[DATASET EXTRACT]
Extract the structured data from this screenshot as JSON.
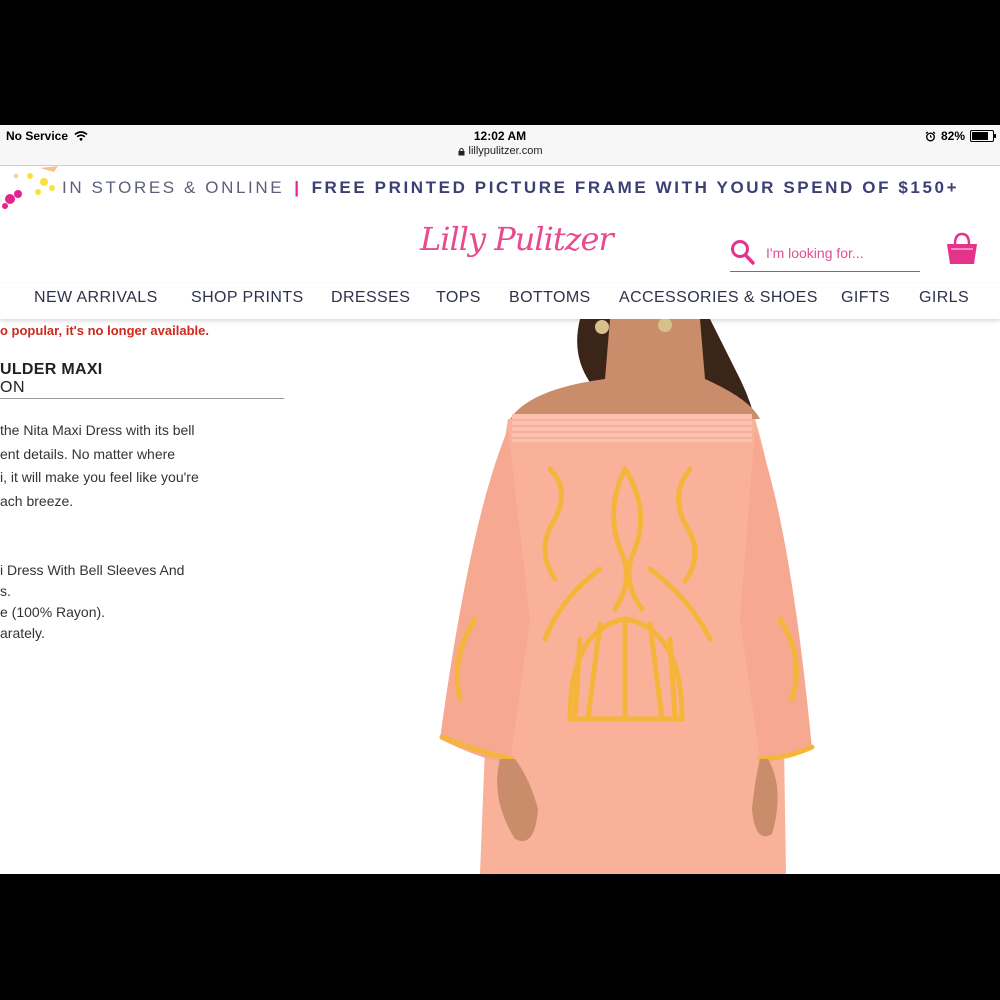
{
  "status_bar": {
    "carrier": "No Service",
    "time": "12:02 AM",
    "url": "lillypulitzer.com",
    "battery": "82%",
    "battery_level": 0.82
  },
  "promo": {
    "part1": "IN STORES & ONLINE",
    "separator": "|",
    "part2": "FREE PRINTED PICTURE FRAME WITH YOUR SPEND OF $150+"
  },
  "header": {
    "logo": "Lilly Pulitzer",
    "search_placeholder": "I'm looking for..."
  },
  "nav": {
    "items": [
      "NEW ARRIVALS",
      "SHOP PRINTS",
      "DRESSES",
      "TOPS",
      "BOTTOMS",
      "ACCESSORIES & SHOES",
      "GIFTS",
      "GIRLS"
    ]
  },
  "product": {
    "notice": "o popular, it's no longer available.",
    "title": "ULDER MAXI",
    "subtitle": "ON",
    "description_lines": [
      "the Nita Maxi Dress with its bell",
      "ent details. No matter where",
      "i, it will make you feel like you're",
      "ach breeze."
    ],
    "detail_lines": [
      "i Dress With Bell Sleeves And",
      "s.",
      "e (100% Rayon).",
      "arately."
    ]
  },
  "colors": {
    "brand_pink": "#e5338b",
    "nav_text": "#2e3249",
    "notice_red": "#d0281c",
    "dress_coral": "#f9b19a",
    "embroidery": "#f5b53a"
  }
}
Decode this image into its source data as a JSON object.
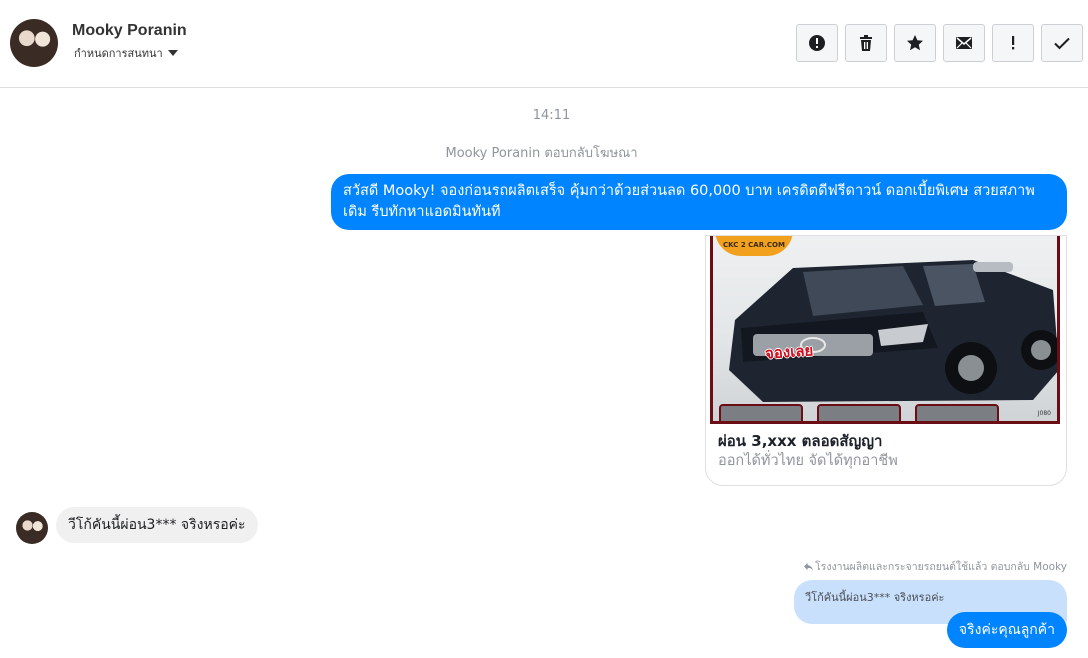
{
  "header": {
    "contact_name": "Mooky Poranin",
    "manage_label": "กำหนดการสนทนา",
    "actions": [
      {
        "icon": "alert-circle-icon",
        "label": "Mark as spam"
      },
      {
        "icon": "trash-icon",
        "label": "Delete"
      },
      {
        "icon": "star-icon",
        "label": "Star"
      },
      {
        "icon": "envelope-icon",
        "label": "Mark as unread"
      },
      {
        "icon": "exclamation-icon",
        "label": "Priority"
      },
      {
        "icon": "checkmark-icon",
        "label": "Mark as done"
      }
    ]
  },
  "conversation": {
    "timestamp": "14:11",
    "ad_reply_note": "Mooky Poranin ตอบกลับโฆษณา",
    "outgoing_message": "สวัสดี Mooky! จองก่อนรถผลิตเสร็จ คุ้มกว่าด้วยส่วนลด 60,000 บาท เครดิตดีฟรีดาวน์ ดอกเบี้ยพิเศษ สวยสภาพเดิม รีบทักหาแอดมินทันที",
    "ad_card": {
      "image_logo": "CKC 2 CAR.COM",
      "image_stamp": "จองเลย",
      "image_watermark": "J080",
      "title": "ผ่อน 3,xxx ตลอดสัญญา",
      "subtitle": "ออกได้ทั่วไทย จัดได้ทุกอาชีพ"
    },
    "incoming_message": "วีโก้คันนี้ผ่อน3*** จริงหรอค่ะ",
    "reply_context": "โรงงานผลิตและกระจายรถยนต์ใช้แล้ว ตอบกลับ Mooky",
    "quoted_message": "วีโก้คันนี้ผ่อน3*** จริงหรอค่ะ",
    "reply_message": "จริงค่ะคุณลูกค้า"
  },
  "colors": {
    "accent": "#0084ff",
    "quoted_bg": "#c9e0fc",
    "incoming_bg": "#f1f0f0"
  }
}
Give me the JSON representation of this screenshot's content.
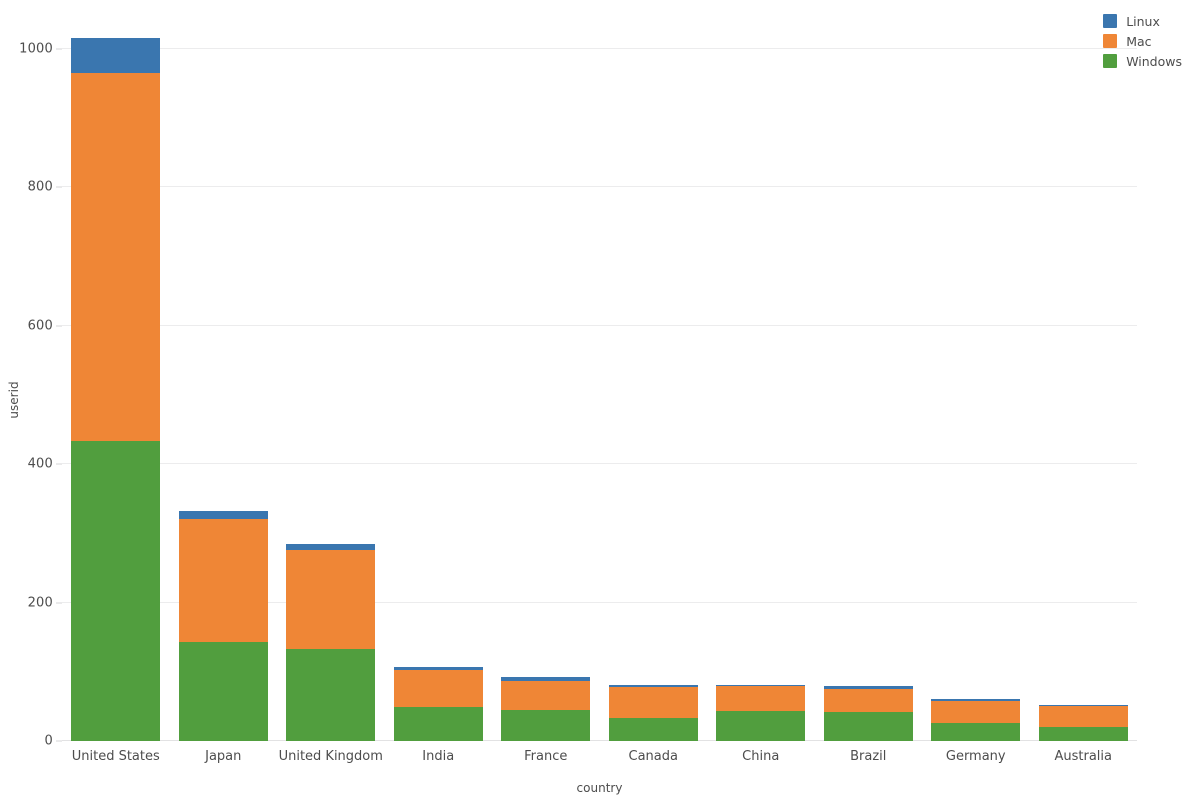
{
  "chart_data": {
    "type": "bar",
    "subtype": "stacked-vertical-bar",
    "title": "",
    "xlabel": "country",
    "ylabel": "userid",
    "categories": [
      "United States",
      "Japan",
      "United Kingdom",
      "India",
      "France",
      "Canada",
      "China",
      "Brazil",
      "Germany",
      "Australia"
    ],
    "series": [
      {
        "name": "Windows",
        "color": "#519e3e",
        "values": [
          433,
          143,
          133,
          49,
          45,
          33,
          43,
          42,
          26,
          20
        ]
      },
      {
        "name": "Mac",
        "color": "#ef8636",
        "values": [
          532,
          178,
          143,
          54,
          41,
          45,
          36,
          33,
          32,
          30
        ]
      },
      {
        "name": "Linux",
        "color": "#3a76af",
        "values": [
          50,
          11,
          9,
          4,
          7,
          3,
          2,
          5,
          3,
          2
        ]
      }
    ],
    "stack_order_bottom_to_top": [
      "Windows",
      "Mac",
      "Linux"
    ],
    "totals": [
      1015,
      332,
      285,
      107,
      93,
      81,
      81,
      80,
      61,
      52
    ],
    "ylim": [
      0,
      1050
    ],
    "yticks": [
      0,
      200,
      400,
      600,
      800,
      1000
    ],
    "ytick_labels": [
      "0",
      "200",
      "400",
      "600",
      "800",
      "1000"
    ],
    "grid": true,
    "grid_axis": "y",
    "legend_position": "top-right",
    "legend_entries": [
      "Linux",
      "Mac",
      "Windows"
    ],
    "background_color": "#ffffff",
    "gridline_color": "#ececed",
    "text_color": "#4d4d4d"
  },
  "legend": {
    "items": [
      {
        "label": "Linux",
        "color": "#3a76af"
      },
      {
        "label": "Mac",
        "color": "#ef8636"
      },
      {
        "label": "Windows",
        "color": "#519e3e"
      }
    ]
  },
  "axes": {
    "y_title": "userid",
    "x_title": "country"
  }
}
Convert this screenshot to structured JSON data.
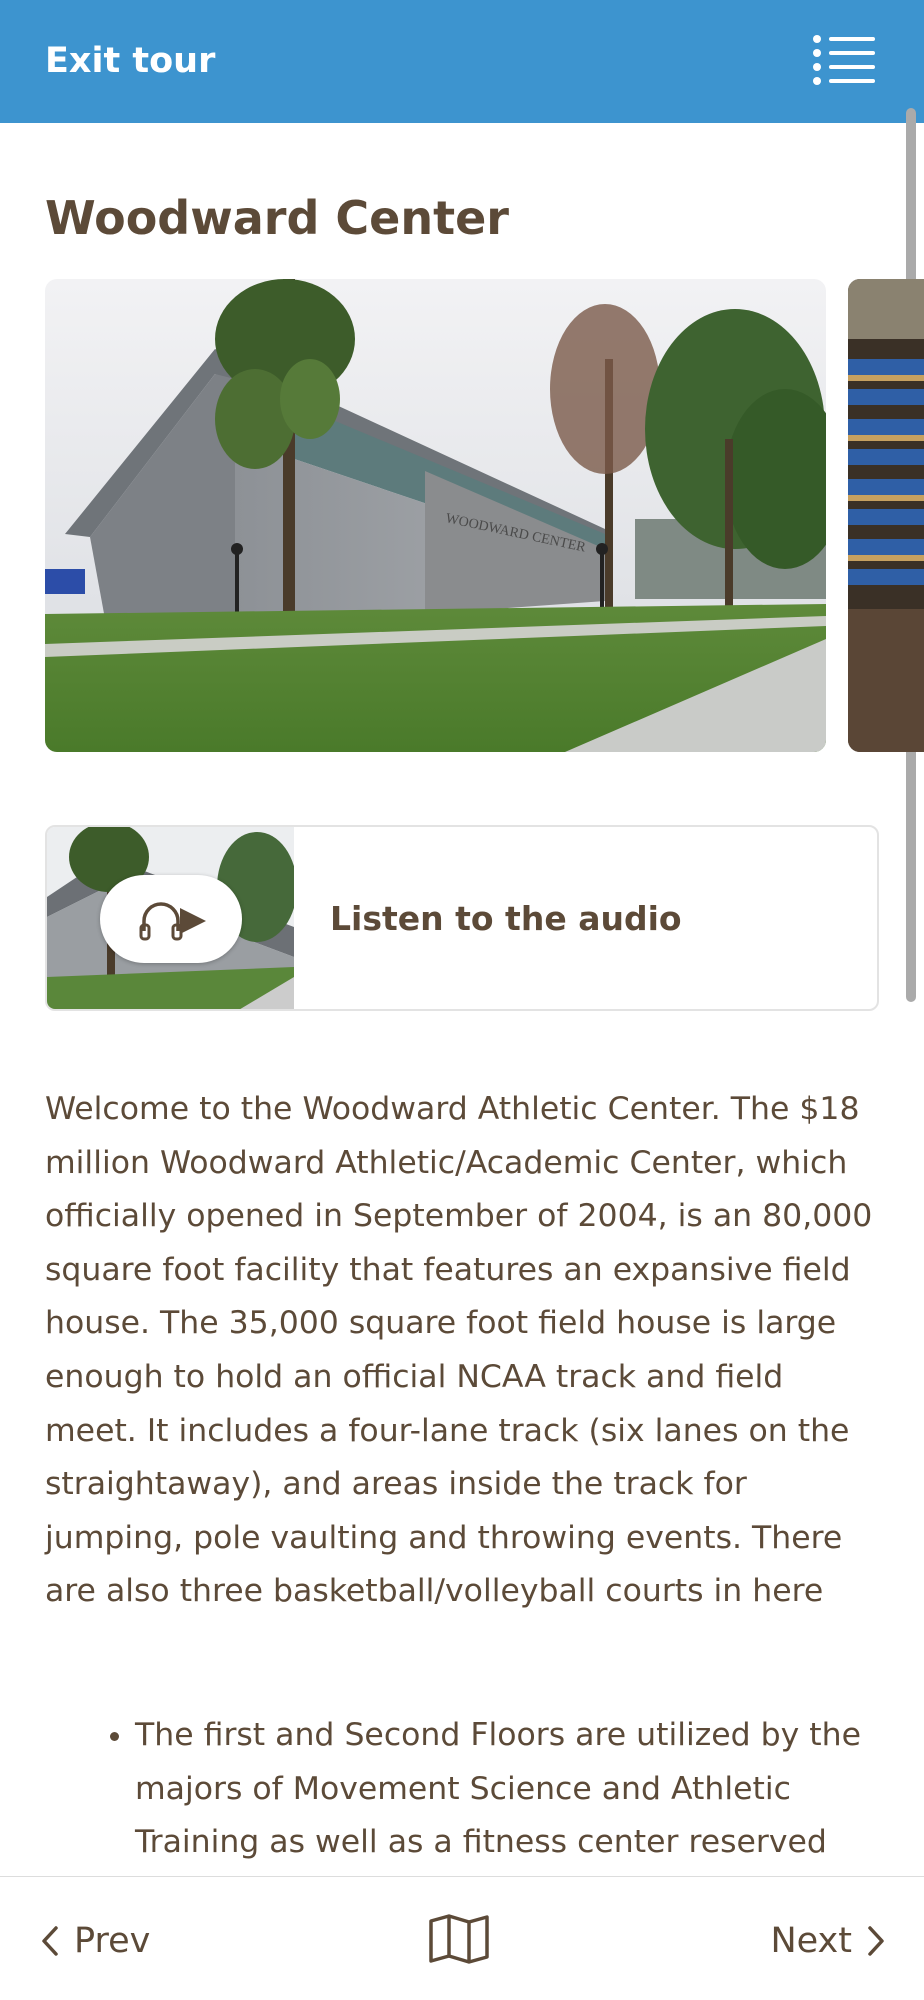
{
  "header": {
    "exit_label": "Exit tour",
    "menu_icon": "list-menu-icon",
    "background_color": "#3d94cf"
  },
  "stop": {
    "title": "Woodward Center"
  },
  "gallery": {
    "images": [
      {
        "name": "woodward-center-exterior-photo",
        "sign_text": "WOODWARD CENTER"
      },
      {
        "name": "field-house-bleachers-photo"
      }
    ]
  },
  "audio": {
    "label": "Listen to the audio",
    "icon": "headphones-play-icon"
  },
  "description": {
    "paragraph": "Welcome to the Woodward Athletic Center. The $18 million Woodward Athletic/Academic Center, which officially opened in September of 2004, is an 80,000 square foot facility that features an expansive field house. The 35,000 square foot field house is large enough to hold an official NCAA track and field meet. It includes a four-lane track (six lanes on the straightaway), and areas inside the track for jumping, pole vaulting and throwing events. There are also three basketball/volleyball courts in here",
    "bullets": [
      "The first and Second Floors are utilized by the majors of Movement Science and Athletic Training as well as a fitness center reserved"
    ]
  },
  "footer": {
    "prev_label": "Prev",
    "next_label": "Next",
    "map_icon": "map-icon"
  },
  "colors": {
    "text": "#5c4a38",
    "accent": "#3d94cf"
  }
}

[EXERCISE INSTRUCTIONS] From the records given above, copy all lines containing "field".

[WRITTEN RESPONSE]
        "name": "field-house-bleachers-photo"
    "paragraph": "Welcome to the Woodward Athletic Center. The $18 million Woodward Athletic/Academic Center, which officially opened in September of 2004, is an 80,000 square foot facility that features an expansive field house. The 35,000 square foot field house is large enough to hold an official NCAA track and field meet. It includes a four-lane track (six lanes on the straightaway), and areas inside the track for jumping, pole vaulting and throwing events. There are also three basketball/volleyball courts in here",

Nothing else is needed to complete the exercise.